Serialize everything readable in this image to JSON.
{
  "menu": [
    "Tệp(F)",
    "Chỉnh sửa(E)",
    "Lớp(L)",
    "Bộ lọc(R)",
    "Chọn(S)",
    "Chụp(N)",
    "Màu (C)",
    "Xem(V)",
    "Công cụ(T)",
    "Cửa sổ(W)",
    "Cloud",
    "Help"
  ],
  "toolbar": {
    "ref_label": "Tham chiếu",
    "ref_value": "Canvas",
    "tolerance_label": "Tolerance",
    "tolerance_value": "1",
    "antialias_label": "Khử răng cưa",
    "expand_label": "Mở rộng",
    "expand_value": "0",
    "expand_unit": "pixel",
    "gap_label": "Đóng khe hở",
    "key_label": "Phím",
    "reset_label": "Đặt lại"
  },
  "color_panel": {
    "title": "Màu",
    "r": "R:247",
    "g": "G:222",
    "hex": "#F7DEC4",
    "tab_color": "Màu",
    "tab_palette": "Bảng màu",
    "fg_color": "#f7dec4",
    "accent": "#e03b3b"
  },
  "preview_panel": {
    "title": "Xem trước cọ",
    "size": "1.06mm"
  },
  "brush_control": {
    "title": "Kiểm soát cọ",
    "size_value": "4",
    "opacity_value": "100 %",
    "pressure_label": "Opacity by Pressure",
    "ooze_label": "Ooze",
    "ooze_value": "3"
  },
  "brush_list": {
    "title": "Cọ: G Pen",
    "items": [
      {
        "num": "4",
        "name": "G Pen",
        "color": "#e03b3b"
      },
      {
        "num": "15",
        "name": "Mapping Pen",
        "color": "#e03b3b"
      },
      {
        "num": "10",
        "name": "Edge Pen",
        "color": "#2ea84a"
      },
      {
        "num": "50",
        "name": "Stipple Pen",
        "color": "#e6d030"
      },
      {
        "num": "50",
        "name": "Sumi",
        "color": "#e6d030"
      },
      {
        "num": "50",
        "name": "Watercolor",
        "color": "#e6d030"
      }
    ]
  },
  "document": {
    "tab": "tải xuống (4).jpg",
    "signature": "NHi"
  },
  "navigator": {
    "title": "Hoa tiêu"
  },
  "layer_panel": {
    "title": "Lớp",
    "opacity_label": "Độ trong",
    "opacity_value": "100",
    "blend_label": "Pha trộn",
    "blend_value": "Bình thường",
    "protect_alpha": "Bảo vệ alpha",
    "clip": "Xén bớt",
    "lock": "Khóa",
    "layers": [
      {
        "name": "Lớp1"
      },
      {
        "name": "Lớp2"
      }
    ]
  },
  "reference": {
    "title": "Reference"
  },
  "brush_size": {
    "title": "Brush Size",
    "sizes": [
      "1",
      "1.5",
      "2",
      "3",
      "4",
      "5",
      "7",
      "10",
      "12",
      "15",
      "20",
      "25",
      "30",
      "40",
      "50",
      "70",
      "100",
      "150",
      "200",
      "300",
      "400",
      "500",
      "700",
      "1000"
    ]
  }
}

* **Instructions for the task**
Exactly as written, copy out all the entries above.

* **Result of the task**
Serialize everything readable in this image to JSON.
{
  "menu": [
    "Tệp(F)",
    "Chỉnh sửa(E)",
    "Lớp(L)",
    "Bộ lọc(R)",
    "Chọn(S)",
    "Chụp(N)",
    "Màu (C)",
    "Xem(V)",
    "Công cụ(T)",
    "Cửa sổ(W)",
    "Cloud",
    "Help"
  ],
  "toolbar": {
    "ref_label": "Tham chiếu",
    "ref_value": "Canvas",
    "tolerance_label": "Tolerance",
    "tolerance_value": "1",
    "antialias_label": "Khử răng cưa",
    "expand_label": "Mở rộng",
    "expand_value": "0",
    "expand_unit": "pixel",
    "gap_label": "Đóng khe hở",
    "key_label": "Phím",
    "reset_label": "Đặt lại"
  },
  "color_panel": {
    "title": "Màu",
    "r": "R:247",
    "g": "G:222",
    "hex": "#F7DEC4",
    "tab_color": "Màu",
    "tab_palette": "Bảng màu",
    "fg_color": "#f7dec4",
    "accent": "#e03b3b"
  },
  "preview_panel": {
    "title": "Xem trước cọ",
    "size": "1.06mm"
  },
  "brush_control": {
    "title": "Kiểm soát cọ",
    "size_value": "4",
    "opacity_value": "100 %",
    "pressure_label": "Opacity by Pressure",
    "ooze_label": "Ooze",
    "ooze_value": "3"
  },
  "brush_list": {
    "title": "Cọ: G Pen",
    "items": [
      {
        "num": "4",
        "name": "G Pen",
        "color": "#e03b3b"
      },
      {
        "num": "15",
        "name": "Mapping Pen",
        "color": "#e03b3b"
      },
      {
        "num": "10",
        "name": "Edge Pen",
        "color": "#2ea84a"
      },
      {
        "num": "50",
        "name": "Stipple Pen",
        "color": "#e6d030"
      },
      {
        "num": "50",
        "name": "Sumi",
        "color": "#e6d030"
      },
      {
        "num": "50",
        "name": "Watercolor",
        "color": "#e6d030"
      }
    ]
  },
  "document": {
    "tab": "tải xuống (4).jpg",
    "signature": "NHi"
  },
  "navigator": {
    "title": "Hoa tiêu"
  },
  "layer_panel": {
    "title": "Lớp",
    "opacity_label": "Độ trong",
    "opacity_value": "100",
    "blend_label": "Pha trộn",
    "blend_value": "Bình thường",
    "protect_alpha": "Bảo vệ alpha",
    "clip": "Xén bớt",
    "lock": "Khóa",
    "layers": [
      {
        "name": "Lớp1"
      },
      {
        "name": "Lớp2"
      }
    ]
  },
  "reference": {
    "title": "Reference"
  },
  "brush_size": {
    "title": "Brush Size",
    "sizes": [
      "1",
      "1.5",
      "2",
      "3",
      "4",
      "5",
      "7",
      "10",
      "12",
      "15",
      "20",
      "25",
      "30",
      "40",
      "50",
      "70",
      "100",
      "150",
      "200",
      "300",
      "400",
      "500",
      "700",
      "1000"
    ]
  }
}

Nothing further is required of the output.